── Data extracts

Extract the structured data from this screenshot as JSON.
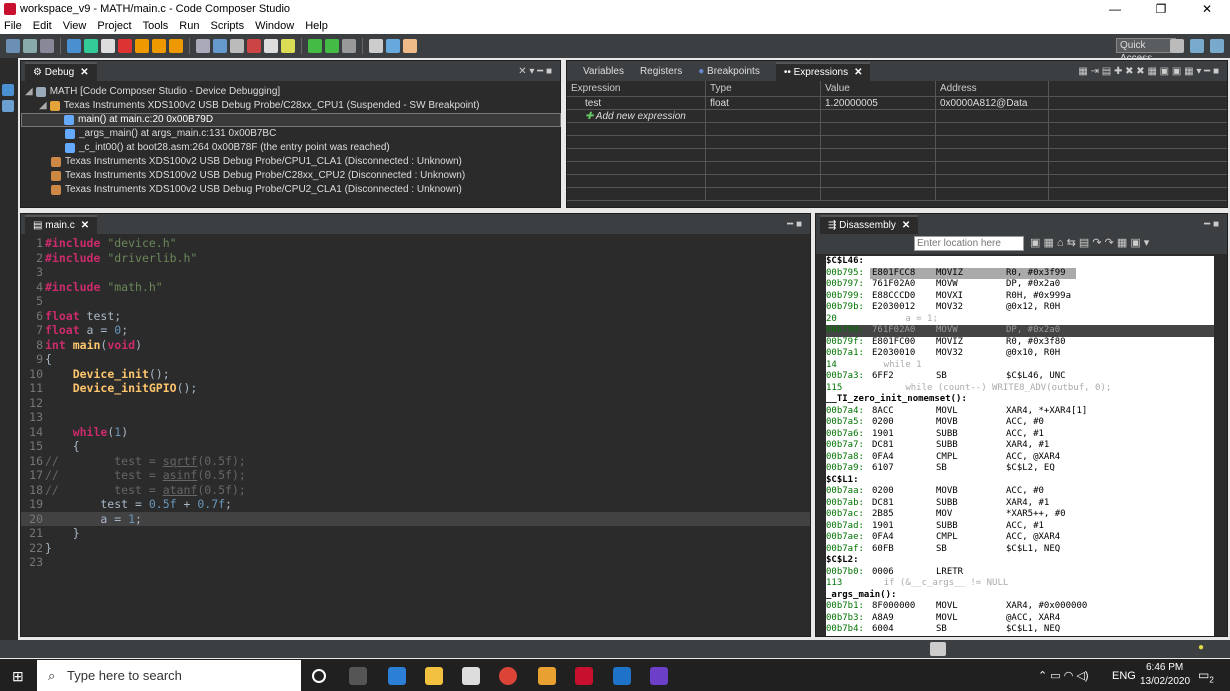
{
  "window": {
    "title": "workspace_v9 - MATH/main.c - Code Composer Studio",
    "minimize": "—",
    "restore": "❐",
    "close": "✕"
  },
  "menu": [
    "File",
    "Edit",
    "View",
    "Project",
    "Tools",
    "Run",
    "Scripts",
    "Window",
    "Help"
  ],
  "quick_access": "Quick Access",
  "debug": {
    "tab": "Debug",
    "items": [
      {
        "label": "MATH [Code Composer Studio - Device Debugging]",
        "indent": 1
      },
      {
        "label": "Texas Instruments XDS100v2 USB Debug Probe/C28xx_CPU1 (Suspended - SW Breakpoint)",
        "indent": 2
      },
      {
        "label": "main() at main.c:20 0x00B79D",
        "indent": 3,
        "selected": true
      },
      {
        "label": "_args_main() at args_main.c:131 0x00B7BC",
        "indent": 3
      },
      {
        "label": "_c_int00() at boot28.asm:264 0x00B78F  (the entry point was reached)",
        "indent": 3
      },
      {
        "label": "Texas Instruments XDS100v2 USB Debug Probe/CPU1_CLA1 (Disconnected : Unknown)",
        "indent": 2
      },
      {
        "label": "Texas Instruments XDS100v2 USB Debug Probe/C28xx_CPU2 (Disconnected : Unknown)",
        "indent": 2
      },
      {
        "label": "Texas Instruments XDS100v2 USB Debug Probe/CPU2_CLA1 (Disconnected : Unknown)",
        "indent": 2
      }
    ]
  },
  "views_tabs": {
    "variables": "Variables",
    "registers": "Registers",
    "breakpoints": "Breakpoints",
    "expressions": "Expressions"
  },
  "expressions": {
    "headers": [
      "Expression",
      "Type",
      "Value",
      "Address"
    ],
    "rows": [
      [
        "test",
        "float",
        "1.20000005",
        "0x0000A812@Data"
      ]
    ],
    "add": "Add new expression"
  },
  "editor": {
    "tab": "main.c",
    "lines": [
      {
        "n": "1",
        "h": "<span class='kw'>#include</span> <span class='str'>\"device.h\"</span>"
      },
      {
        "n": "2",
        "h": "<span class='kw'>#include</span> <span class='str'>\"driverlib.h\"</span>"
      },
      {
        "n": "3",
        "h": ""
      },
      {
        "n": "4",
        "h": "<span class='kw'>#include</span> <span class='str'>\"math.h\"</span>"
      },
      {
        "n": "5",
        "h": ""
      },
      {
        "n": "6",
        "h": "<span class='kw'>float</span> test;"
      },
      {
        "n": "7",
        "h": "<span class='kw'>float</span> a = <span class='num'>0</span>;"
      },
      {
        "n": "8",
        "h": "<span class='kw'>int</span> <span class='fn'>main</span>(<span class='kw'>void</span>)"
      },
      {
        "n": "9",
        "h": "{"
      },
      {
        "n": "10",
        "h": "    <span class='fn'>Device_init</span>();"
      },
      {
        "n": "11",
        "h": "    <span class='fn'>Device_initGPIO</span>();"
      },
      {
        "n": "12",
        "h": ""
      },
      {
        "n": "13",
        "h": ""
      },
      {
        "n": "14",
        "h": "    <span class='kw'>while</span>(<span class='num'>1</span>)"
      },
      {
        "n": "15",
        "h": "    {"
      },
      {
        "n": "16",
        "h": "<span class='cm'>//        test = <u>sqrtf</u>(0.5f);</span>"
      },
      {
        "n": "17",
        "h": "<span class='cm'>//        test = <u>asinf</u>(0.5f);</span>"
      },
      {
        "n": "18",
        "h": "<span class='cm'>//        test = <u>atanf</u>(0.5f);</span>"
      },
      {
        "n": "19",
        "h": "        test = <span class='num'>0.5f</span> + <span class='num'>0.7f</span>;"
      },
      {
        "n": "20",
        "h": "        a = <span class='num'>1</span>;",
        "hl": true
      },
      {
        "n": "21",
        "h": "    }"
      },
      {
        "n": "22",
        "h": "}"
      },
      {
        "n": "23",
        "h": ""
      }
    ]
  },
  "disassembly": {
    "tab": "Disassembly",
    "location_placeholder": "Enter location here",
    "rows": [
      [
        "label",
        "$C$L46:"
      ],
      [
        "hl1",
        "00b795:",
        "E801FCC8",
        "MOVIZ",
        "R0, #0x3f99"
      ],
      [
        "i",
        "00b797:",
        "761F02A0",
        "MOVW",
        "DP, #0x2a0"
      ],
      [
        "i",
        "00b799:",
        "E88CCCD0",
        "MOVXI",
        "R0H, #0x999a"
      ],
      [
        "i",
        "00b79b:",
        "E2030012",
        "MOV32",
        "@0x12, R0H"
      ],
      [
        "src",
        "20",
        "",
        "        a = 1;"
      ],
      [
        "cur",
        "00b79d:",
        "761F02A0",
        "MOVW",
        "DP, #0x2a0"
      ],
      [
        "i",
        "00b79f:",
        "E801FC00",
        "MOVIZ",
        "R0, #0x3f80"
      ],
      [
        "i",
        "00b7a1:",
        "E2030010",
        "MOV32",
        "@0x10, R0H"
      ],
      [
        "src",
        "14",
        "",
        "    while 1"
      ],
      [
        "i",
        "00b7a3:",
        "6FF2",
        "SB",
        "$C$L46, UNC"
      ],
      [
        "src",
        "115",
        "",
        "        while (count--) WRITE8_ADV(outbuf, 0);"
      ],
      [
        "label",
        "__TI_zero_init_nomemset():"
      ],
      [
        "i",
        "00b7a4:",
        "8ACC",
        "MOVL",
        "XAR4, *+XAR4[1]"
      ],
      [
        "i",
        "00b7a5:",
        "0200",
        "MOVB",
        "ACC, #0"
      ],
      [
        "i",
        "00b7a6:",
        "1901",
        "SUBB",
        "ACC, #1"
      ],
      [
        "i",
        "00b7a7:",
        "DC81",
        "SUBB",
        "XAR4, #1"
      ],
      [
        "i",
        "00b7a8:",
        "0FA4",
        "CMPL",
        "ACC, @XAR4"
      ],
      [
        "i",
        "00b7a9:",
        "6107",
        "SB",
        "$C$L2, EQ"
      ],
      [
        "label",
        "$C$L1:"
      ],
      [
        "i",
        "00b7aa:",
        "0200",
        "MOVB",
        "ACC, #0"
      ],
      [
        "i",
        "00b7ab:",
        "DC81",
        "SUBB",
        "XAR4, #1"
      ],
      [
        "i",
        "00b7ac:",
        "2B85",
        "MOV",
        "*XAR5++, #0"
      ],
      [
        "i",
        "00b7ad:",
        "1901",
        "SUBB",
        "ACC, #1"
      ],
      [
        "i",
        "00b7ae:",
        "0FA4",
        "CMPL",
        "ACC, @XAR4"
      ],
      [
        "i",
        "00b7af:",
        "60FB",
        "SB",
        "$C$L1, NEQ"
      ],
      [
        "label",
        "$C$L2:"
      ],
      [
        "i",
        "00b7b0:",
        "0006",
        "LRETR",
        ""
      ],
      [
        "src",
        "113",
        "",
        "    if (&__c_args__ != NULL"
      ],
      [
        "label",
        "_args_main():"
      ],
      [
        "i",
        "00b7b1:",
        "8F000000",
        "MOVL",
        "XAR4, #0x000000"
      ],
      [
        "i",
        "00b7b3:",
        "A8A9",
        "MOVL",
        "@ACC, XAR4"
      ],
      [
        "i",
        "00b7b4:",
        "6004",
        "SB",
        "$C$L1, NEQ"
      ]
    ]
  },
  "taskbar": {
    "search": "Type here to search",
    "time": "6:46 PM",
    "date": "13/02/2020",
    "lang": "ENG",
    "notif": "2"
  }
}
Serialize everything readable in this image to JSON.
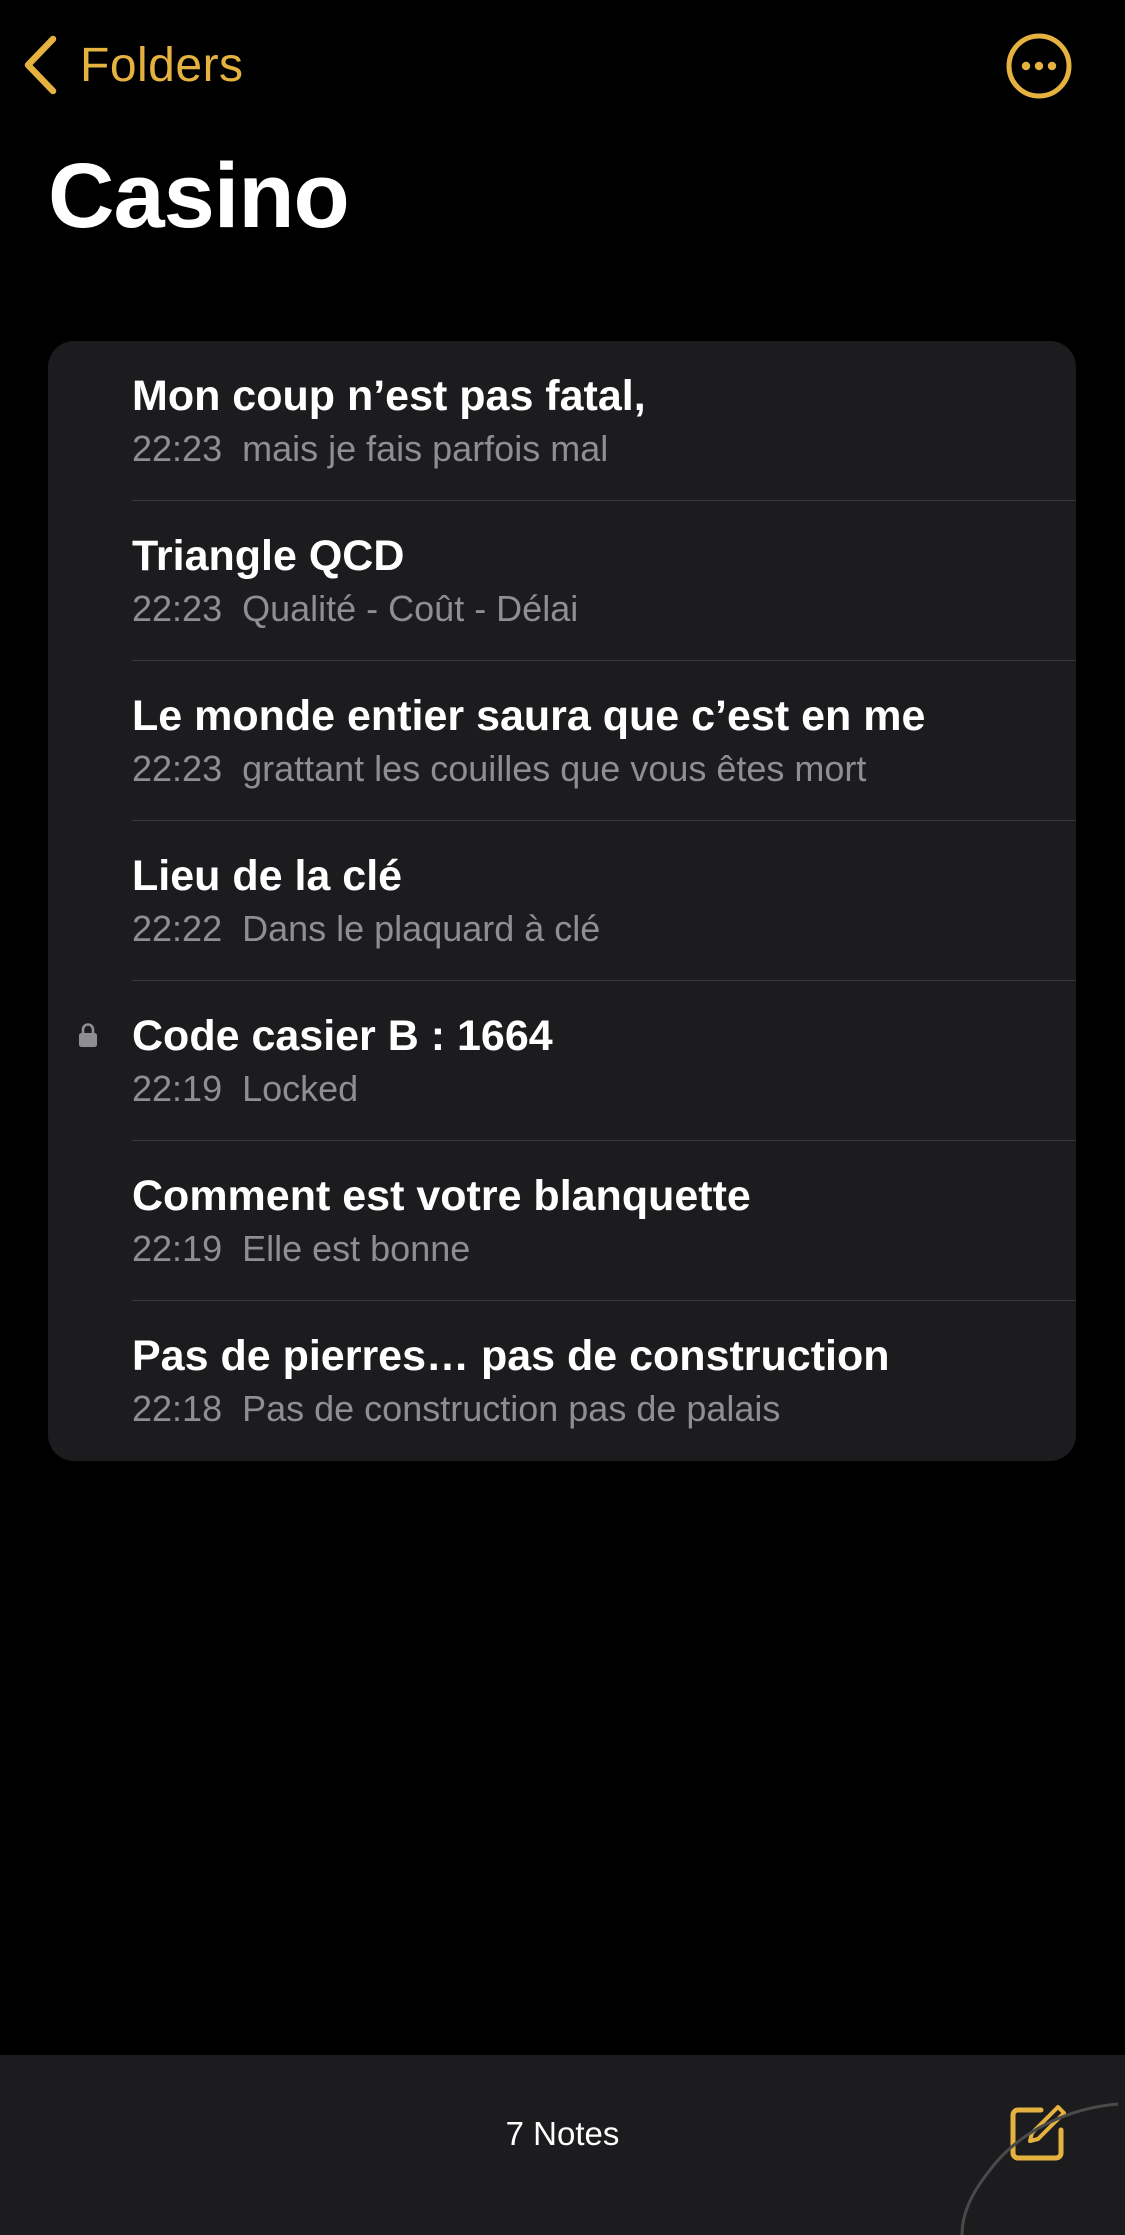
{
  "nav": {
    "back_label": "Folders",
    "back_icon": "chevron-left-icon",
    "more_icon": "ellipsis-circle-icon"
  },
  "page": {
    "title": "Casino"
  },
  "notes": [
    {
      "title": "Mon coup n’est pas fatal,",
      "time": "22:23",
      "preview": "mais je fais parfois mal",
      "locked": false
    },
    {
      "title": "Triangle QCD",
      "time": "22:23",
      "preview": "Qualité - Coût - Délai",
      "locked": false
    },
    {
      "title": "Le monde entier saura que c’est en me",
      "time": "22:23",
      "preview": "grattant les couilles que vous êtes mort",
      "locked": false
    },
    {
      "title": "Lieu de la clé",
      "time": "22:22",
      "preview": "Dans le plaquard à clé",
      "locked": false
    },
    {
      "title": "Code casier B : 1664",
      "time": "22:19",
      "preview": "Locked",
      "locked": true
    },
    {
      "title": "Comment est votre blanquette",
      "time": "22:19",
      "preview": "Elle est bonne",
      "locked": false
    },
    {
      "title": "Pas de pierres… pas de construction",
      "time": "22:18",
      "preview": "Pas de construction pas de palais",
      "locked": false
    }
  ],
  "toolbar": {
    "count_label": "7 Notes",
    "compose_icon": "compose-icon"
  },
  "colors": {
    "accent": "#E5B23F",
    "background": "#000000",
    "card": "#1C1C1E",
    "secondary_text": "#8E8E93",
    "divider": "#38383A"
  }
}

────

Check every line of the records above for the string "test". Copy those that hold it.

> Exercise answer
        "test",
        "h": "<span class='kw'>float</span> test;"
        "h": "<span class='cm'>//        test = <u>sqrtf</u>(0.5f);</span>"
        "h": "<span class='cm'>//        test = <u>asinf</u>(0.5f);</span>"
        "h": "<span class='cm'>//        test = <u>atanf</u>(0.5f);</span>"
        "h": "        test = <span class='num'>0.5f</span> + <span class='num'>0.7f</span>;"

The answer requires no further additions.